Good morning and happy Saturday! Looks like we skipped the rest of spring and moved right into summer, at least for the next several days. Some folks might say it’s too hot too soon, but after the winter we had I’m not going to complain. At least not until July. It was about 90 degrees in our living room last night as we were watching TV, but I didn’t mind much. It’s still too early to put the AC units in the windows.
Since the rest of the house doesn’t catch all of the afternoon sun this time of year the way the living room does, it was noticeably cooler in our bedroom and in my craft room. I took advantage of this last night and spent some of last evening carding up the remainder of the batts for the gradient challenge I’m participating in. Earlier in the week I carefully weighed out amounts of each fiber and created little bundles that progressed from 100% green to 100% blue.
My plan was to then take portions of each batt and blend it with another little portion from the batt next to it to make for a smoother progression from the green to the blue. However, once all the batts were carded and laid out in their proper order, I began to see some differences in some of the batts that I couldn’t immediately explain. Here they all are starting with the 100% green on the top left, and moving through 90% green/10% blue, 80% green/20% blue, and so on to 100% blue.
My eyes see no discernible difference between the 90/10 green/blue batt and the 80/20 green/blue batt (the middle and right batts on the top row). I weighed each little bundle of fiber very carefully down to the gram, so I am sure they contain the correct percentage of each color. What I was the most confused by though, is the 70/30 blue/green batt in the middle of the second row up from the bottom. It’s clearly lighter and brighter than the batts preceding it that contain a higher percentage of green.

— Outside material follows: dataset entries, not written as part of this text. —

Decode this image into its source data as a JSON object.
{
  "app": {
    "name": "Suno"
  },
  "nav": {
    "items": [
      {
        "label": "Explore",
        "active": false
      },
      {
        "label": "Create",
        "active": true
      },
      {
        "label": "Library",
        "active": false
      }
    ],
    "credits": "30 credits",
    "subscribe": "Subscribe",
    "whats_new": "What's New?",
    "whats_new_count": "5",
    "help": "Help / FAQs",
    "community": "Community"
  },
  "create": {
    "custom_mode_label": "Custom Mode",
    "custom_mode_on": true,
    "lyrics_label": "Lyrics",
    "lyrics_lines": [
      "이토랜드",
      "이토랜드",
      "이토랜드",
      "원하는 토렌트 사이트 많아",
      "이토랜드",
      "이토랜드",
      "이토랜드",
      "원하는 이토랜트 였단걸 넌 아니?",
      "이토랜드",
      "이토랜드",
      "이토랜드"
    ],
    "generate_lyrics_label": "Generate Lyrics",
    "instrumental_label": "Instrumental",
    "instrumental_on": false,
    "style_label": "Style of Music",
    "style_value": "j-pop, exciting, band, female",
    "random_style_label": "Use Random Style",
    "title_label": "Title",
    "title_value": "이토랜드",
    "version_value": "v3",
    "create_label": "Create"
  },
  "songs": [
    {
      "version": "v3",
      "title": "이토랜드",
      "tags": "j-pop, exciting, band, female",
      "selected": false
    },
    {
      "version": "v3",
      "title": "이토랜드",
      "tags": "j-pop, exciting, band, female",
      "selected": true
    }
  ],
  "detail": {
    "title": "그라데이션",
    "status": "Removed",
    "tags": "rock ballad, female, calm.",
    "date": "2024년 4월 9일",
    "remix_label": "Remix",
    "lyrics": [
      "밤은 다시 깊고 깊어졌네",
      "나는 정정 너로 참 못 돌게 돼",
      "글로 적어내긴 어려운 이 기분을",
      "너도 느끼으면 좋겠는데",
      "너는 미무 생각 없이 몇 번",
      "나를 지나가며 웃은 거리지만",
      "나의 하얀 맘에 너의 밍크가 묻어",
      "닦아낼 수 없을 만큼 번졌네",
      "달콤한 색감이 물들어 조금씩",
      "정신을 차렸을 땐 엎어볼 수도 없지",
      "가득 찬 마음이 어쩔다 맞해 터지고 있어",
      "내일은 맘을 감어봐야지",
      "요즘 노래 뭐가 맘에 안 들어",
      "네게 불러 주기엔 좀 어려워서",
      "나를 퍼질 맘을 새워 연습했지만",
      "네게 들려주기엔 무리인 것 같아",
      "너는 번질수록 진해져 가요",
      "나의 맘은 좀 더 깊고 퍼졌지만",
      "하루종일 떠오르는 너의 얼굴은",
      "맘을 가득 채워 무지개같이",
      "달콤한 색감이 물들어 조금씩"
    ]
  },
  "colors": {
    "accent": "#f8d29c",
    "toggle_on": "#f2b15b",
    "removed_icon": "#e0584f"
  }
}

What went wrong? If I carefully weighed out each color and I was careful not to mix up the order of the batts as they were carded, what could be causing this? After giving it some thought, and reviewing the image above showing the bundles of fiber before carding, the answer came to me. The variations in the green roving, and probably to some extent, even the variations in the blue roving, were the cause of these differences.
Take a look at the pile of roving for the 80/20 green/blue batt in the before carding picture again. It’s third from the left in the first row. You’ll notice a bit more brightness in the green roving. Now take a look at the pile of fiber for the 70/30 blue/green. It’s third from the left in the second row. See that really bright green in there amongst the blue? It’s much brighter than the green in either of the piles of fiber that preceded it, even though they contained more green fiber.
Now I began to understand the problem. I failed to take into account the variations in color in the original rovings that I started with. In hindsight, I see now that I should have carded each of the rovings to homogenize the color prior to weighing them out for the individual batts in my gradient. All is not lost though. With a little more tweaking of each batt, further dividing and blending, and adding in either a tiny bit pulled from the 100% green or the 100% blue, I can fine tune my colors and improve them. For the 70/30 blue green batt, one option is to change its order maybe put it before the 50/50 batt. However, I might just pull that it entirely. My fear is that it ended up with so much of the bright green in it that I may not be able to change its properties enough to fit.
So, that’s it for me this morning. I’m off to work on fine tuning the batts for my gradient before it gets too hot to even want to touch wool. This afternoon is our monthly Italian Greyhound adoption clinic at Pet Supplies Plus on Western Ave. I plan to stop by with Halo for a bit. Even though she’s not an Italian Greyhound, she does love to visit with her little friends, and since she’s still a puppy, the socialization is important. Stop by and see us if you can.
Have a great weekend everyone!